In the data below, find each line containing the string "bottle" and return it.

--- Data for processing Enclosed Below ---

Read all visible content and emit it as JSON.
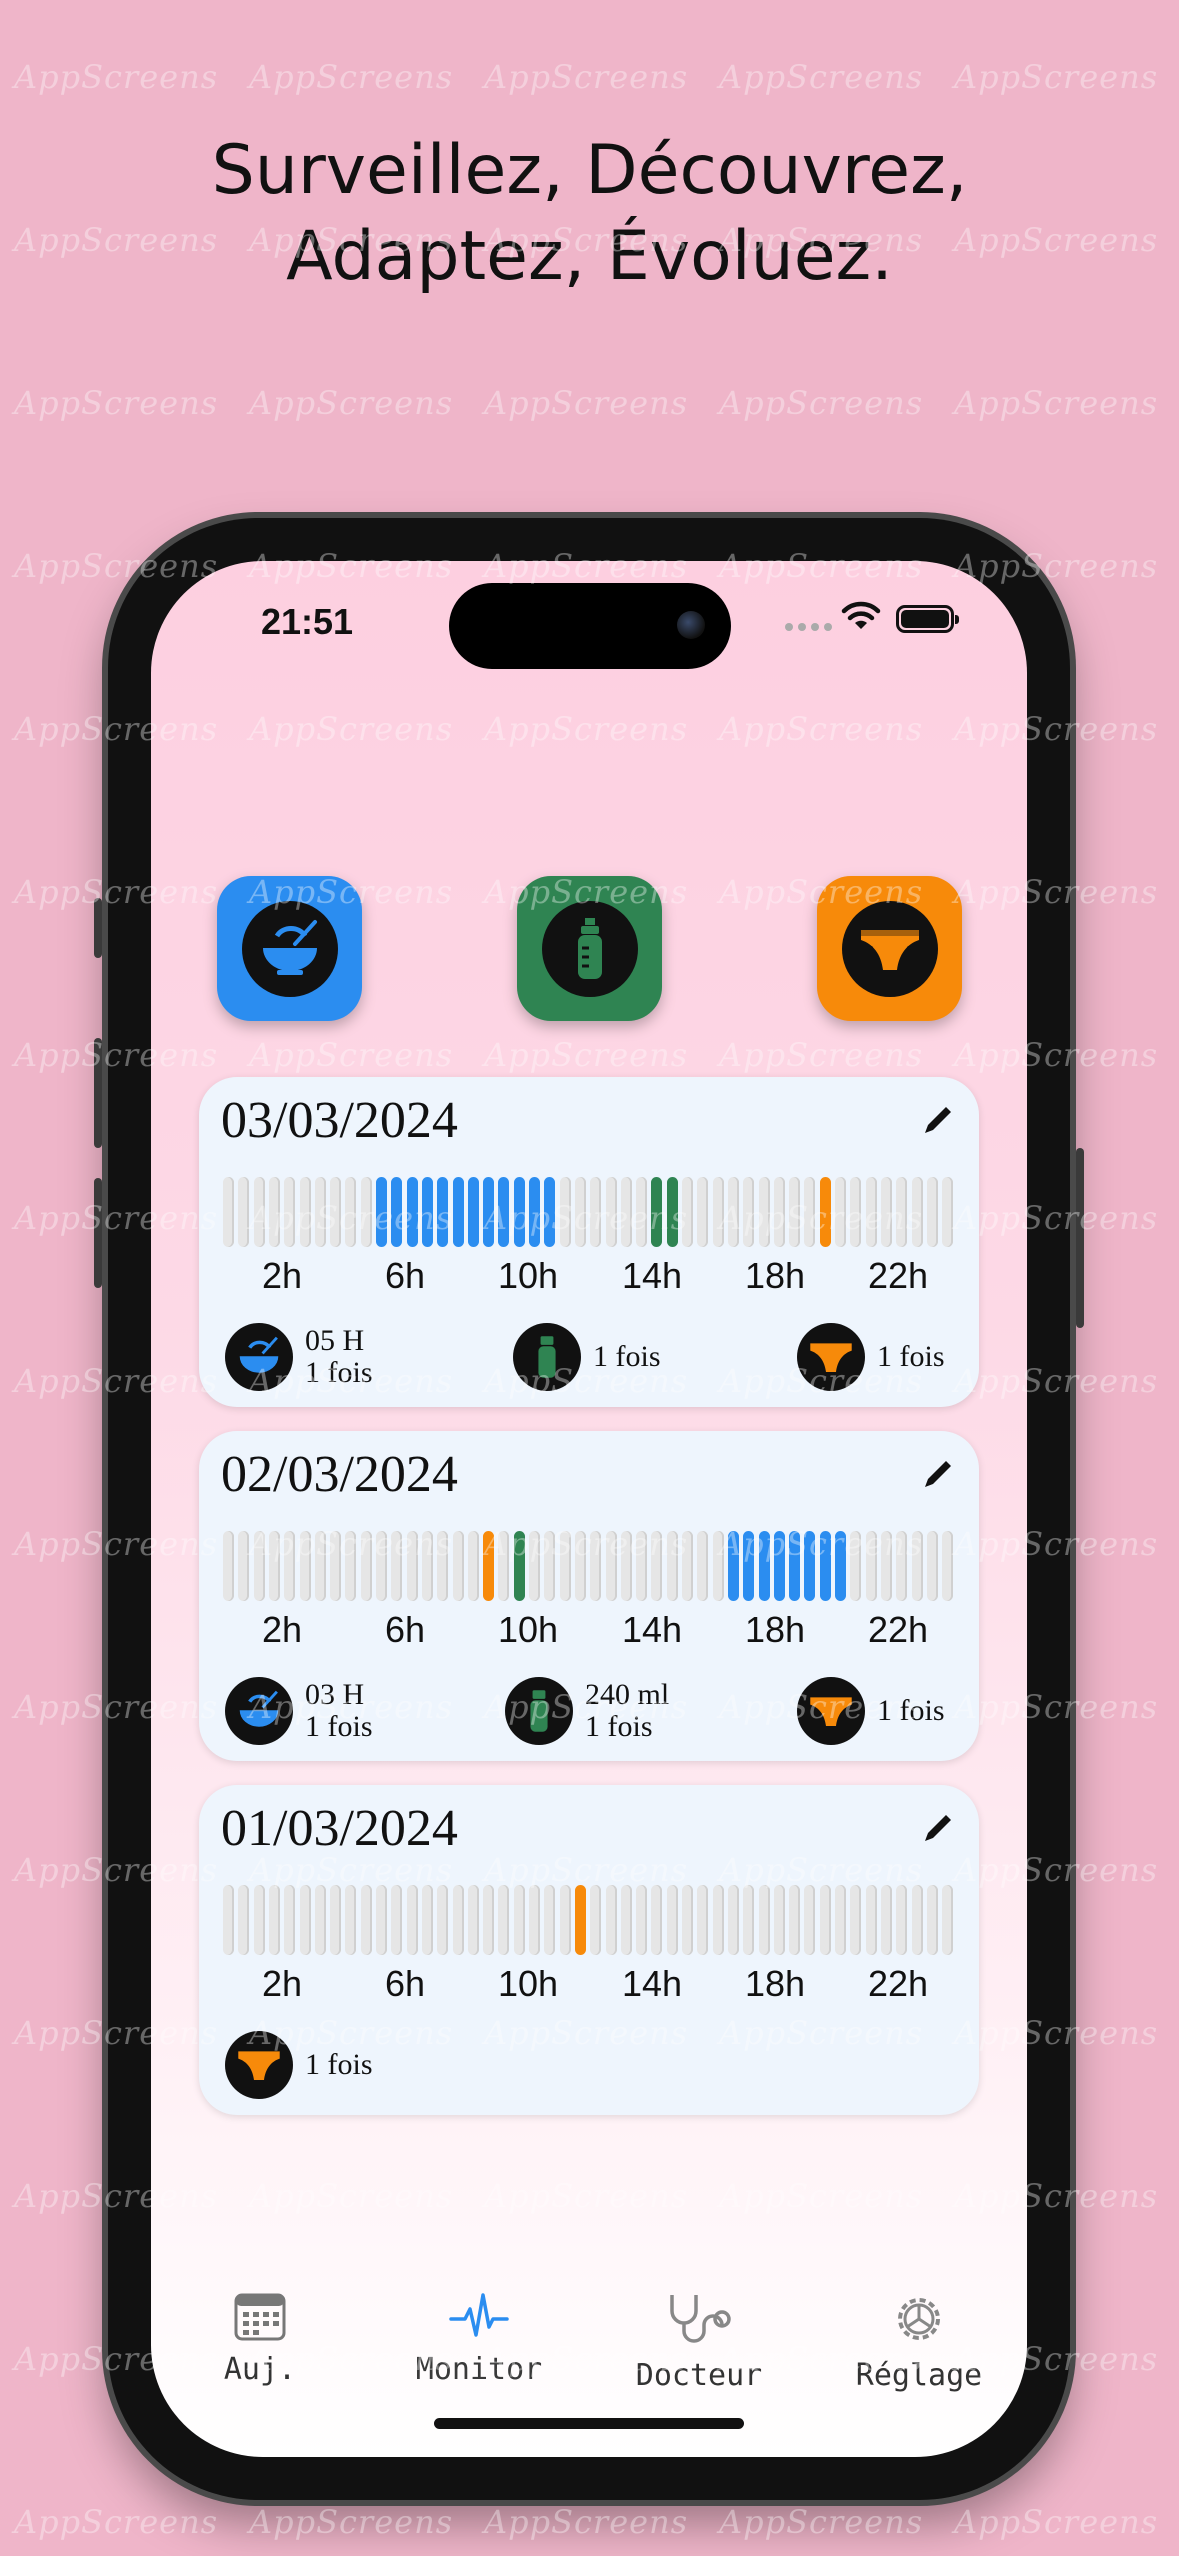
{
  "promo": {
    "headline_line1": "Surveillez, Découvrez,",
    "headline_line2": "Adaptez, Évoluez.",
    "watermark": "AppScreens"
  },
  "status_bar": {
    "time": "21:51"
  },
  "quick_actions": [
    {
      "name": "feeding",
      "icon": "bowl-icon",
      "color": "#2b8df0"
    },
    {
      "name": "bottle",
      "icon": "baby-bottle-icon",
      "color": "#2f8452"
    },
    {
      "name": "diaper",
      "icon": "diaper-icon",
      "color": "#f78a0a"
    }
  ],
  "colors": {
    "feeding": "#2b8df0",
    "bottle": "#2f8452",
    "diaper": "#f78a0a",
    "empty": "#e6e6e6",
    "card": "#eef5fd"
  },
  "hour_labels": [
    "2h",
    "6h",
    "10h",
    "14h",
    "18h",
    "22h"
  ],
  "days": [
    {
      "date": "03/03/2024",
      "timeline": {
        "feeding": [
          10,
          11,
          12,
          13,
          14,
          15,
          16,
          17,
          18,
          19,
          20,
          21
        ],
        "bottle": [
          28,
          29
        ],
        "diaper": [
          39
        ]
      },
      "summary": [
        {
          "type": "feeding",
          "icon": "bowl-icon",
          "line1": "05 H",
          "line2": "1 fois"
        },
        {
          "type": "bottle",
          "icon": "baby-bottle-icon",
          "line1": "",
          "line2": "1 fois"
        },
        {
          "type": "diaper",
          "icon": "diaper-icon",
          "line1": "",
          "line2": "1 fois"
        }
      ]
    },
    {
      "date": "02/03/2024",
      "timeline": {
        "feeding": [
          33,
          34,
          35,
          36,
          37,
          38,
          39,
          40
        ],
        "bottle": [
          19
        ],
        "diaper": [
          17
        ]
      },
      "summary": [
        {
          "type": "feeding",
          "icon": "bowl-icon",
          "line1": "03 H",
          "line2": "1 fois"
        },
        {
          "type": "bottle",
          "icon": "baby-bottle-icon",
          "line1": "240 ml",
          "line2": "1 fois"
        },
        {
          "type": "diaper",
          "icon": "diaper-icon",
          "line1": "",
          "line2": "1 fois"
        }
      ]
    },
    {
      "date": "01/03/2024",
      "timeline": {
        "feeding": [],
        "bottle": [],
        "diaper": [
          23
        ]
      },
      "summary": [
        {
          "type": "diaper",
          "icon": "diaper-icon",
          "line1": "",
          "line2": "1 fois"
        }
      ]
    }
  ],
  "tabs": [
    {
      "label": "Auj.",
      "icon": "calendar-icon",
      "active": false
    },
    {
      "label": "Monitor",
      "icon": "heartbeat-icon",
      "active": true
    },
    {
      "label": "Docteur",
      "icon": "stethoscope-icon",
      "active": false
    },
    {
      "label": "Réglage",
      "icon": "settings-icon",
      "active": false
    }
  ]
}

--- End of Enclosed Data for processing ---
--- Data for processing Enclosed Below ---

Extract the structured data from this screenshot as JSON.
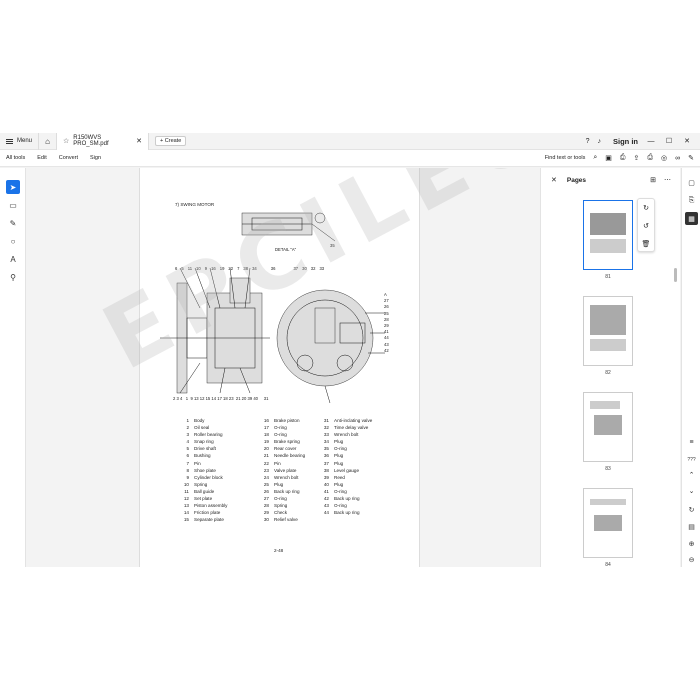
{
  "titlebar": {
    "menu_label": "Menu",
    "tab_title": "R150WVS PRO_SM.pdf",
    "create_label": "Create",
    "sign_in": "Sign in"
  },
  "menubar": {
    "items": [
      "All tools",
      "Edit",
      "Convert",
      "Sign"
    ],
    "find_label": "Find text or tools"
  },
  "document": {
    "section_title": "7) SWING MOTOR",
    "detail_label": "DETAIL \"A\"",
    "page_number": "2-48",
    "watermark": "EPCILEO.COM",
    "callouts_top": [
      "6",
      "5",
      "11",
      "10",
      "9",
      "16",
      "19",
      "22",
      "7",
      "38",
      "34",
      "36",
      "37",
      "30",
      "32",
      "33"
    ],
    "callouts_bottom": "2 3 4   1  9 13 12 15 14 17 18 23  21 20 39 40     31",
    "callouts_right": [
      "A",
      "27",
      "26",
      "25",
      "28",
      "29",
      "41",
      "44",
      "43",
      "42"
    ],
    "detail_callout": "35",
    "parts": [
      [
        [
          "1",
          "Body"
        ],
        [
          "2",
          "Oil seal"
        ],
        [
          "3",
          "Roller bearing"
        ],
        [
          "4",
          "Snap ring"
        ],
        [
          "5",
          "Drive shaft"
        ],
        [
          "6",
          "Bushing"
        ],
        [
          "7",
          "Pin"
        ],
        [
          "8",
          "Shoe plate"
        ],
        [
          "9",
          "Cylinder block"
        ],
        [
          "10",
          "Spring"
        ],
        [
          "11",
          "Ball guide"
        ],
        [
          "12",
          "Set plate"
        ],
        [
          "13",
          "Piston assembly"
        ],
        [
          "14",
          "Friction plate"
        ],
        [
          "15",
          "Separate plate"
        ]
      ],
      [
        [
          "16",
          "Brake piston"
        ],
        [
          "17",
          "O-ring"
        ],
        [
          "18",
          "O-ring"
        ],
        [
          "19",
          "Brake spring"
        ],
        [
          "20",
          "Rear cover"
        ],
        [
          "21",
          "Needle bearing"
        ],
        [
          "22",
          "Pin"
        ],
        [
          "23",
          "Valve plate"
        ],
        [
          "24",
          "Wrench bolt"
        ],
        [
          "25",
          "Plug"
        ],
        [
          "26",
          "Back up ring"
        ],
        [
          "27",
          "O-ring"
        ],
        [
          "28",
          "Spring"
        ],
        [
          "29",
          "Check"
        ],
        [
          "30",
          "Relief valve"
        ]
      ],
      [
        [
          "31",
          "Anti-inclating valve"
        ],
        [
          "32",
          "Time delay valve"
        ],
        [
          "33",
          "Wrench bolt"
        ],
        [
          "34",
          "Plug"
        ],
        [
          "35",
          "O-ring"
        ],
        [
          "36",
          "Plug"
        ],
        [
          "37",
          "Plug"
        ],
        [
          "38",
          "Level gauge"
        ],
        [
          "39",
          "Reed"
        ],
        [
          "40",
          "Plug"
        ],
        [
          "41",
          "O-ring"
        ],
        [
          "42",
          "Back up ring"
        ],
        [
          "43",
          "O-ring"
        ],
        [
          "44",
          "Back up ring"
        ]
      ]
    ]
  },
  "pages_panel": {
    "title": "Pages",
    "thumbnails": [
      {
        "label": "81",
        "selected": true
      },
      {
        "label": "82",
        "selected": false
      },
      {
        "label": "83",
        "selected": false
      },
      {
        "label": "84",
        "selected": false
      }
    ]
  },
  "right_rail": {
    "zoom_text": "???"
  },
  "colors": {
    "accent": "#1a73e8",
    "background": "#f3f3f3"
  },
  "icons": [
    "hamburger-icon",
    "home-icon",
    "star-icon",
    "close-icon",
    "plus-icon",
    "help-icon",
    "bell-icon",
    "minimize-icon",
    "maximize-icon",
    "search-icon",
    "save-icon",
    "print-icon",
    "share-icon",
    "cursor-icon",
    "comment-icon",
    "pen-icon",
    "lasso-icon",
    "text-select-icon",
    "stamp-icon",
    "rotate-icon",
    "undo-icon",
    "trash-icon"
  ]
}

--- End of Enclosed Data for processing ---
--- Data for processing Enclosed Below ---

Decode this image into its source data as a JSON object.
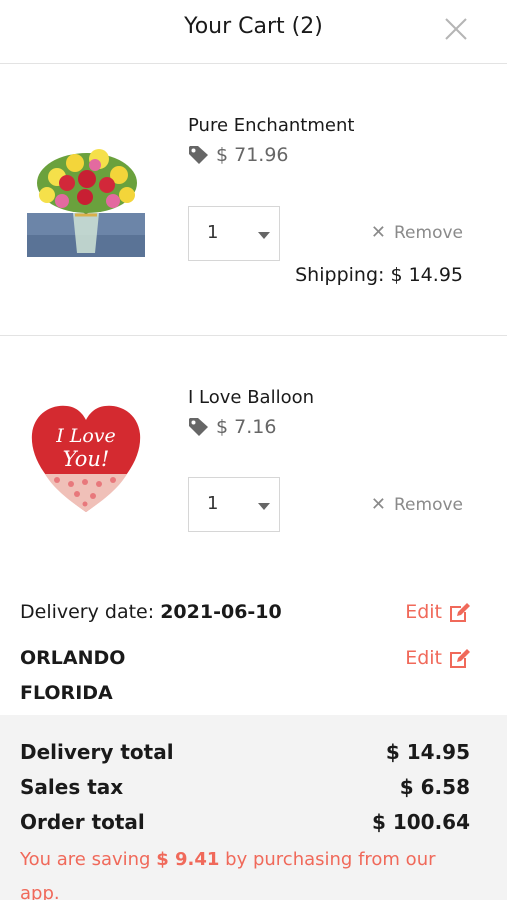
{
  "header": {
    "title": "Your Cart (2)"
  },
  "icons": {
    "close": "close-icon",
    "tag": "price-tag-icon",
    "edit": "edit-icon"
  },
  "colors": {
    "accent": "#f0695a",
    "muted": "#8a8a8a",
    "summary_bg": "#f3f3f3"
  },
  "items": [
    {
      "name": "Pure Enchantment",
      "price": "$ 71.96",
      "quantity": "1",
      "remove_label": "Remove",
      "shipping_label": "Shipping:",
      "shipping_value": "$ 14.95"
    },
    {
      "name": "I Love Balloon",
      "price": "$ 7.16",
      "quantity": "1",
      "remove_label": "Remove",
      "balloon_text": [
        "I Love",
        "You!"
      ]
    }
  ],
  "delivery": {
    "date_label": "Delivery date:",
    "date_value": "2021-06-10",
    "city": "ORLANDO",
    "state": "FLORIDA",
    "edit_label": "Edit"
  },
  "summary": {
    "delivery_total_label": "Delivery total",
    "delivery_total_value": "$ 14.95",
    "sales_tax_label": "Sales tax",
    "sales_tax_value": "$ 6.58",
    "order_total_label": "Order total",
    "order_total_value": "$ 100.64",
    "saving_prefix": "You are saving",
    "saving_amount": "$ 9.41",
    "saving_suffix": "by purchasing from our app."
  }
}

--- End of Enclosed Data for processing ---

Solved exercise:
      "name": "bottle",
      "icon": "baby-bottle-icon",
    "bottle": "#2f8452",
        "bottle": [
          "type": "bottle",
          "icon": "baby-bottle-icon",
        "bottle": [
          "type": "bottle",
          "icon": "baby-bottle-icon",
        "bottle": [],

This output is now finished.